• _Input for this task_:

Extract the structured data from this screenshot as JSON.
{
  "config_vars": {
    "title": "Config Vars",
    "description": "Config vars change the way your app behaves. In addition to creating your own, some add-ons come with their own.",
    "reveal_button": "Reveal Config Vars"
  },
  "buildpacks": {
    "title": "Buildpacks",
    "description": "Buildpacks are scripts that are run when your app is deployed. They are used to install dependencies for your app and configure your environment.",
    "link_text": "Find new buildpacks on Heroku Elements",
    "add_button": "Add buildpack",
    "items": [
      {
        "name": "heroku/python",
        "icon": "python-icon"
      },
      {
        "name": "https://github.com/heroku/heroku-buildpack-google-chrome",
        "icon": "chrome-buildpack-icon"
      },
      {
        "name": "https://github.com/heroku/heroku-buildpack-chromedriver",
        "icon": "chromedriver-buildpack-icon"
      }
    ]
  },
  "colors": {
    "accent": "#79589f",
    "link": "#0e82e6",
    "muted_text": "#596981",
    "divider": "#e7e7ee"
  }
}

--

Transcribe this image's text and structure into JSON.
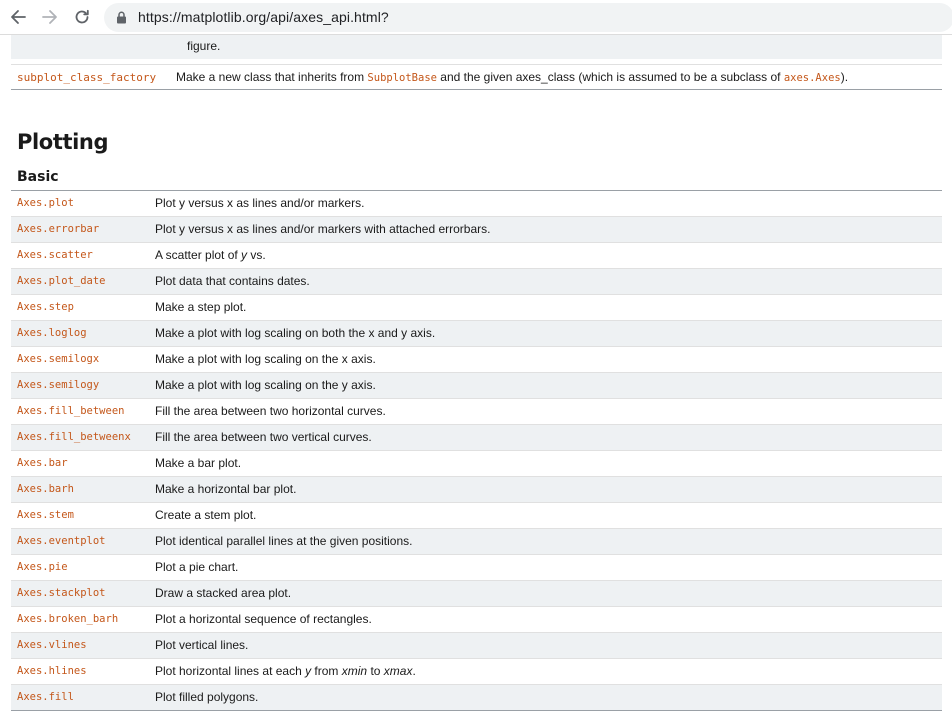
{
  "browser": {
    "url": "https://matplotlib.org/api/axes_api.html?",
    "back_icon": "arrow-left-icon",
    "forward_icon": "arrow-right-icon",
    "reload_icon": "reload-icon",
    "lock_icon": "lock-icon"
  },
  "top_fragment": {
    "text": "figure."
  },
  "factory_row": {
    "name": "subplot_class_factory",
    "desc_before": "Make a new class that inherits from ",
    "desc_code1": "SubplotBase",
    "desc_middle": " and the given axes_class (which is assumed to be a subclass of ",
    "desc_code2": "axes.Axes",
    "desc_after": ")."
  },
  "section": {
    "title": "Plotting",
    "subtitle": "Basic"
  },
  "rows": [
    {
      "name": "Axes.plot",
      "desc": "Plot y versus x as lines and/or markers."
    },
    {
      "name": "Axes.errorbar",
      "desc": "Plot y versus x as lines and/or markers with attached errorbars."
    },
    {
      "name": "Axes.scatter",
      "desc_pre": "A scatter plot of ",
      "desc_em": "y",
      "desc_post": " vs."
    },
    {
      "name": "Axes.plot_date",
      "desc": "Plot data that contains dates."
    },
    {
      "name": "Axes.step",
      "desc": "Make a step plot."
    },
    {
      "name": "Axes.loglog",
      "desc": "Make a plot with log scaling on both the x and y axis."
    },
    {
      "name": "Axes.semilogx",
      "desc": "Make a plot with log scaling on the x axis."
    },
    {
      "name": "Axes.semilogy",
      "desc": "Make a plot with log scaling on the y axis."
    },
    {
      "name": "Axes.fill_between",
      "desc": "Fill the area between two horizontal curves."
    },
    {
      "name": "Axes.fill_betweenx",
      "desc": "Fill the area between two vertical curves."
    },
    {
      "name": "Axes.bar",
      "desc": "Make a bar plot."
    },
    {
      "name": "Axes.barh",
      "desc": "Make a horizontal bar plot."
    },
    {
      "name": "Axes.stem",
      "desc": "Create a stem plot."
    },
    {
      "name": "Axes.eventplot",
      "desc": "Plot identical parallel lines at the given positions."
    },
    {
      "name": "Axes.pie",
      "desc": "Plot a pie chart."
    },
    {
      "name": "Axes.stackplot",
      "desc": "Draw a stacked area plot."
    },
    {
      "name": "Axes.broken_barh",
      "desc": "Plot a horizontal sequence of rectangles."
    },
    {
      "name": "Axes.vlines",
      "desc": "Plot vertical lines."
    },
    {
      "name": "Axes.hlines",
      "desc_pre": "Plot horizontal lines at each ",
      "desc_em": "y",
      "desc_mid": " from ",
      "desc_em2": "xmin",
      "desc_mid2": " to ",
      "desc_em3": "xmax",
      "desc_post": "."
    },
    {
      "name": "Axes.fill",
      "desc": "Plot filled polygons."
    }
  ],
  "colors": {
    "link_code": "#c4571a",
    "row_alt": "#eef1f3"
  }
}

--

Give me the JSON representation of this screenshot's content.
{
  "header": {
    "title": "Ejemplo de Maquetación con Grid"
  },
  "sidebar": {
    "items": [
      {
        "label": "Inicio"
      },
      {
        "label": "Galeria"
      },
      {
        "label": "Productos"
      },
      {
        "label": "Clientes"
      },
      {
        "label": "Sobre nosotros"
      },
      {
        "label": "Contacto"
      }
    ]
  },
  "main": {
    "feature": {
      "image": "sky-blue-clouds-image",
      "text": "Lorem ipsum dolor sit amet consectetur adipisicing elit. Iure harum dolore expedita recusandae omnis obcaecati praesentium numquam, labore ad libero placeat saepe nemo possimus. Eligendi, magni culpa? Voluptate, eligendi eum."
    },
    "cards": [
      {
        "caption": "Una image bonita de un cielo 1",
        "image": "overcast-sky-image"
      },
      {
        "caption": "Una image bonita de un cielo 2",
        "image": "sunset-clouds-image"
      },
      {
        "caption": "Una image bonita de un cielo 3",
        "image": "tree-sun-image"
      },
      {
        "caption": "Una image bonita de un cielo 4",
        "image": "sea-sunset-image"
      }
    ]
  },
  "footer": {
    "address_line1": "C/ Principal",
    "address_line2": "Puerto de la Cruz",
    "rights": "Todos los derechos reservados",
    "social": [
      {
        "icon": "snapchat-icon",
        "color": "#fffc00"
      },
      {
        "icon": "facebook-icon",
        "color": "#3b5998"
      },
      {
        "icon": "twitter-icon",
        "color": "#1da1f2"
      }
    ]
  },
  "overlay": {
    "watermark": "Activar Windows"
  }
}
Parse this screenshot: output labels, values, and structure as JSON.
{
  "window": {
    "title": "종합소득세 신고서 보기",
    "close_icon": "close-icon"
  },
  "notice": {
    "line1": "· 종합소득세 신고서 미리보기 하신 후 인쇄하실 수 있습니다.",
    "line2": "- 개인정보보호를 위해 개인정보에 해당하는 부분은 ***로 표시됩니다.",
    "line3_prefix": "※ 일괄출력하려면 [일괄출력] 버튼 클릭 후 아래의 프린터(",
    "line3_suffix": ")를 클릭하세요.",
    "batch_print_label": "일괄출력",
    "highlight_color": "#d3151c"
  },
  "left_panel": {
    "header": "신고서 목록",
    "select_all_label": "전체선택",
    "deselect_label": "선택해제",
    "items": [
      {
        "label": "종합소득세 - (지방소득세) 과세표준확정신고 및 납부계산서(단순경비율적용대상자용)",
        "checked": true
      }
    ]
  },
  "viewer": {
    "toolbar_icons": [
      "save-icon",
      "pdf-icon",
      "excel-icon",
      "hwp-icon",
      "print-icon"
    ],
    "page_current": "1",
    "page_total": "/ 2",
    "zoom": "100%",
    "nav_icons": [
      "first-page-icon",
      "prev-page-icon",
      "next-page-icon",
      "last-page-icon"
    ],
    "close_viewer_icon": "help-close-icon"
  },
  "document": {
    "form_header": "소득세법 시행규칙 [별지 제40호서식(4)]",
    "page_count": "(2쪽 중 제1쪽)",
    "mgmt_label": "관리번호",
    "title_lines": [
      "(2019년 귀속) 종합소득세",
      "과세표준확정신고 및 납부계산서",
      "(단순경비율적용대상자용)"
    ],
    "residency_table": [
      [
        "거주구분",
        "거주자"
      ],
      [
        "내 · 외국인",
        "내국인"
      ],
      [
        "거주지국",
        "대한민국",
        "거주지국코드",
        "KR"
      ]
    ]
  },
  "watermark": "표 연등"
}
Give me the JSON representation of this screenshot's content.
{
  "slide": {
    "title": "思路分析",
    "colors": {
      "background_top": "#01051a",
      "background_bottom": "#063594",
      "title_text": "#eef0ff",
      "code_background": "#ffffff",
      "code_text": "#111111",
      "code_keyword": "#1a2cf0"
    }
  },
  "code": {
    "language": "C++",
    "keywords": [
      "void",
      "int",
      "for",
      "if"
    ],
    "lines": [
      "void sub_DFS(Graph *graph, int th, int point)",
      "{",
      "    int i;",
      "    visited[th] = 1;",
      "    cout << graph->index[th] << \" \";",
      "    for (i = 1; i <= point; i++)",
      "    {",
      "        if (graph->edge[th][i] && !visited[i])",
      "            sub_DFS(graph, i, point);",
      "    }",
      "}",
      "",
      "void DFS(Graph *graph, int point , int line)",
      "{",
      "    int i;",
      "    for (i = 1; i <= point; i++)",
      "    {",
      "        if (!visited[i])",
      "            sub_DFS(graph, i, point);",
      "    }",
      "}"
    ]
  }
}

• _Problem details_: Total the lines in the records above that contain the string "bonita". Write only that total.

• _Exercise output_: 4